Once someone starts using your website or web application, they need to know where to go and how to get there at any point. If they can't navigate through your your application easily, you'll quickly lose them. Thus, designing effective navigation in your web application is crucial.
In this series for Creative Bloq, Chris Bank of UXPin (opens in new tab), the UX design app, discusses the importance of navigation design patterns and details examples from some of the hottest websites and web apps today.
You can see previous posts in this series here (opens in new tab). Meanwhile, for more examples of web design patterns (opens in new tab), download UXPin's free e-book, Web UI Design Patterns 2014 (opens in new tab).
The user needs a way to navigate between different sections of the app without being distracted in each individual section.
A secondary section of the application – such as navigation, chat, settings, user profiles, etc. – is tucked away in a collapsible panel hidden under the main section when it is not needed. When accessed, it usually either moves the main section aside or slides over it.
Since the slideout is in a separate layer from the main content in the application, there's a lot of flexibility in terms of how content can be laid out inside the drawer – icons, text, and even simple controls are viable options to provide quick access to important actions here.
Often times, the drawer can be hidden under a "hamburger menu" or a simple arrow that indicates there's more content there.
It's an easy way to hide all the less important things in a "side drawer" so that you only have to focus on how to distill the most important information in each view.
Examples can be found everywhere. Asana, Spotify (search box), and Facebook (chat boxes).
Some more specific examples include Houzz (opens in new tab), which has a sub-navigation drawer that disappears as you scroll down and reappears back at the top; and the New York Times, which hides a side drawer that appears on the left when the user clicks the 'sections' button at the top left side of the page.
As you scroll down in Pinterest, an up-arrow button appears for easy navigation back to the top, and in its 'How It Works' page.

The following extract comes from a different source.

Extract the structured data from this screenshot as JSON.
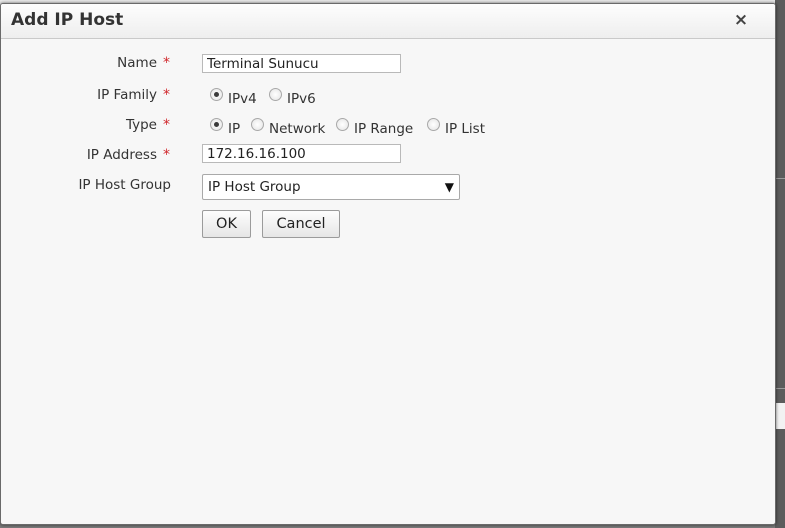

Words: Chris Bank (opens in new tab)
Chris Bank (opens in new tab) is the growth lead at UXPin (opens in new tab), a UX design app that creates responsive interactive wireframes and prototypes.